**WORK REQUEST**.
Copy the entries exactly, leaving out nothing.

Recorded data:
_ _ _ _ _

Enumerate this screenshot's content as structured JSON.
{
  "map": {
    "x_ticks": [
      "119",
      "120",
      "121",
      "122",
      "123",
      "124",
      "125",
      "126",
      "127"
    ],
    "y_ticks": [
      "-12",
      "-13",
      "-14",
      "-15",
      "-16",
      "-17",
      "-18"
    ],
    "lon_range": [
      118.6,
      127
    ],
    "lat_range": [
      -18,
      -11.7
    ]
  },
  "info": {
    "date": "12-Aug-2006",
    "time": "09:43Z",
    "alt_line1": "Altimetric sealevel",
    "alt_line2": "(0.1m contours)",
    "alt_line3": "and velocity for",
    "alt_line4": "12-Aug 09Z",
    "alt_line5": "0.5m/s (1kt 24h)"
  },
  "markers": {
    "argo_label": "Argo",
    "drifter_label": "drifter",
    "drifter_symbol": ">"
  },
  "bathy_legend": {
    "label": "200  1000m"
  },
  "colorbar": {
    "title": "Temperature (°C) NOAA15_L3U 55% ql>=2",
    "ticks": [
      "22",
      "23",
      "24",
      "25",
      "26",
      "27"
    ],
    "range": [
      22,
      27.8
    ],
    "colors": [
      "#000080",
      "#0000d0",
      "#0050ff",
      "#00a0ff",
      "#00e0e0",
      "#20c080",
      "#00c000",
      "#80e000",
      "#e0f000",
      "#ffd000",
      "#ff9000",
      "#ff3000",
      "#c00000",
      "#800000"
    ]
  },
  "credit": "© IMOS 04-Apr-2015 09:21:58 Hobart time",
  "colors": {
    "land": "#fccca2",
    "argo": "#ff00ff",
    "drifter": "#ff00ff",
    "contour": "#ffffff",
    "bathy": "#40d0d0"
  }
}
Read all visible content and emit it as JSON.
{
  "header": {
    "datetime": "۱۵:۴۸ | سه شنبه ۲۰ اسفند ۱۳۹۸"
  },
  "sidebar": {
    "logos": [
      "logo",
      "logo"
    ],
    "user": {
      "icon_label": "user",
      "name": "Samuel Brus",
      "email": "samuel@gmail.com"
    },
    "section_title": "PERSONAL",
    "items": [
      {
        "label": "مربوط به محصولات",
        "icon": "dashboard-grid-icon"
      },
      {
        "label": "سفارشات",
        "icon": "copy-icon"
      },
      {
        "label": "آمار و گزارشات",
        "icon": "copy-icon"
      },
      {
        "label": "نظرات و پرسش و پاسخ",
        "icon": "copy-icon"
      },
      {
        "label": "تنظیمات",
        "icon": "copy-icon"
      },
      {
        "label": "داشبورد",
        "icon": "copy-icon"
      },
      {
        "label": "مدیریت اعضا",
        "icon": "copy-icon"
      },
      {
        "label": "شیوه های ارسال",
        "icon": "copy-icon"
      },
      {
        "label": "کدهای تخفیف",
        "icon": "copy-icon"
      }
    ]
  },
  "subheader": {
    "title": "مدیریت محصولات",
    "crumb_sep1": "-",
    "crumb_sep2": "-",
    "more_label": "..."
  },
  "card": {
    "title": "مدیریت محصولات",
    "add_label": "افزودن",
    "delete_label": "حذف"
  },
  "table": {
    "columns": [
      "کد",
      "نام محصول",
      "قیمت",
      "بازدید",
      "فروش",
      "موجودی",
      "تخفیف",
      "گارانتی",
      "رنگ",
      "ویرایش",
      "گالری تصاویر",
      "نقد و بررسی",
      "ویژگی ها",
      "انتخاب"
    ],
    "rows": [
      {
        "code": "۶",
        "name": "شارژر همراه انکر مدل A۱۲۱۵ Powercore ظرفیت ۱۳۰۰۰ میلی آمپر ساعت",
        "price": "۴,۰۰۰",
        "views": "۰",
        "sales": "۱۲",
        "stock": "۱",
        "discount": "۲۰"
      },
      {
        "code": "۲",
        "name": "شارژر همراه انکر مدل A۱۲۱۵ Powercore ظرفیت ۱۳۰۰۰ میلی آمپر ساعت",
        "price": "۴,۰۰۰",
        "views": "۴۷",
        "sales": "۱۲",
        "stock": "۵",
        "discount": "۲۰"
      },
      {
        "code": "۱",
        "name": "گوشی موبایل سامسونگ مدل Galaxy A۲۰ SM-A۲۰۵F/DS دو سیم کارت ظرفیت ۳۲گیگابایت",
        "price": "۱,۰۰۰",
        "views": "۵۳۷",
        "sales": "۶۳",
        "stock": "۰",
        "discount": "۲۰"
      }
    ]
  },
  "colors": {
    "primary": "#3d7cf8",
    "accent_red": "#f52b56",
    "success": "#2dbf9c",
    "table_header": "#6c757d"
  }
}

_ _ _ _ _

**OUTPUT FOR THIS TASK**.
Enumerate this screenshot's content as structured JSON.
{
  "map": {
    "x_ticks": [
      "119",
      "120",
      "121",
      "122",
      "123",
      "124",
      "125",
      "126",
      "127"
    ],
    "y_ticks": [
      "-12",
      "-13",
      "-14",
      "-15",
      "-16",
      "-17",
      "-18"
    ],
    "lon_range": [
      118.6,
      127
    ],
    "lat_range": [
      -18,
      -11.7
    ]
  },
  "info": {
    "date": "12-Aug-2006",
    "time": "09:43Z",
    "alt_line1": "Altimetric sealevel",
    "alt_line2": "(0.1m contours)",
    "alt_line3": "and velocity for",
    "alt_line4": "12-Aug 09Z",
    "alt_line5": "0.5m/s (1kt 24h)"
  },
  "markers": {
    "argo_label": "Argo",
    "drifter_label": "drifter",
    "drifter_symbol": ">"
  },
  "bathy_legend": {
    "label": "200  1000m"
  },
  "colorbar": {
    "title": "Temperature (°C) NOAA15_L3U 55% ql>=2",
    "ticks": [
      "22",
      "23",
      "24",
      "25",
      "26",
      "27"
    ],
    "range": [
      22,
      27.8
    ],
    "colors": [
      "#000080",
      "#0000d0",
      "#0050ff",
      "#00a0ff",
      "#00e0e0",
      "#20c080",
      "#00c000",
      "#80e000",
      "#e0f000",
      "#ffd000",
      "#ff9000",
      "#ff3000",
      "#c00000",
      "#800000"
    ]
  },
  "credit": "© IMOS 04-Apr-2015 09:21:58 Hobart time",
  "colors": {
    "land": "#fccca2",
    "argo": "#ff00ff",
    "drifter": "#ff00ff",
    "contour": "#ffffff",
    "bathy": "#40d0d0"
  }
}
Read all visible content and emit it as JSON.
{
  "header": {
    "datetime": "۱۵:۴۸ | سه شنبه ۲۰ اسفند ۱۳۹۸"
  },
  "sidebar": {
    "logos": [
      "logo",
      "logo"
    ],
    "user": {
      "icon_label": "user",
      "name": "Samuel Brus",
      "email": "samuel@gmail.com"
    },
    "section_title": "PERSONAL",
    "items": [
      {
        "label": "مربوط به محصولات",
        "icon": "dashboard-grid-icon"
      },
      {
        "label": "سفارشات",
        "icon": "copy-icon"
      },
      {
        "label": "آمار و گزارشات",
        "icon": "copy-icon"
      },
      {
        "label": "نظرات و پرسش و پاسخ",
        "icon": "copy-icon"
      },
      {
        "label": "تنظیمات",
        "icon": "copy-icon"
      },
      {
        "label": "داشبورد",
        "icon": "copy-icon"
      },
      {
        "label": "مدیریت اعضا",
        "icon": "copy-icon"
      },
      {
        "label": "شیوه های ارسال",
        "icon": "copy-icon"
      },
      {
        "label": "کدهای تخفیف",
        "icon": "copy-icon"
      }
    ]
  },
  "subheader": {
    "title": "مدیریت محصولات",
    "crumb_sep1": "-",
    "crumb_sep2": "-",
    "more_label": "..."
  },
  "card": {
    "title": "مدیریت محصولات",
    "add_label": "افزودن",
    "delete_label": "حذف"
  },
  "table": {
    "columns": [
      "کد",
      "نام محصول",
      "قیمت",
      "بازدید",
      "فروش",
      "موجودی",
      "تخفیف",
      "گارانتی",
      "رنگ",
      "ویرایش",
      "گالری تصاویر",
      "نقد و بررسی",
      "ویژگی ها",
      "انتخاب"
    ],
    "rows": [
      {
        "code": "۶",
        "name": "شارژر همراه انکر مدل A۱۲۱۵ Powercore ظرفیت ۱۳۰۰۰ میلی آمپر ساعت",
        "price": "۴,۰۰۰",
        "views": "۰",
        "sales": "۱۲",
        "stock": "۱",
        "discount": "۲۰"
      },
      {
        "code": "۲",
        "name": "شارژر همراه انکر مدل A۱۲۱۵ Powercore ظرفیت ۱۳۰۰۰ میلی آمپر ساعت",
        "price": "۴,۰۰۰",
        "views": "۴۷",
        "sales": "۱۲",
        "stock": "۵",
        "discount": "۲۰"
      },
      {
        "code": "۱",
        "name": "گوشی موبایل سامسونگ مدل Galaxy A۲۰ SM-A۲۰۵F/DS دو سیم کارت ظرفیت ۳۲گیگابایت",
        "price": "۱,۰۰۰",
        "views": "۵۳۷",
        "sales": "۶۳",
        "stock": "۰",
        "discount": "۲۰"
      }
    ]
  },
  "colors": {
    "primary": "#3d7cf8",
    "accent_red": "#f52b56",
    "success": "#2dbf9c",
    "table_header": "#6c757d"
  }
}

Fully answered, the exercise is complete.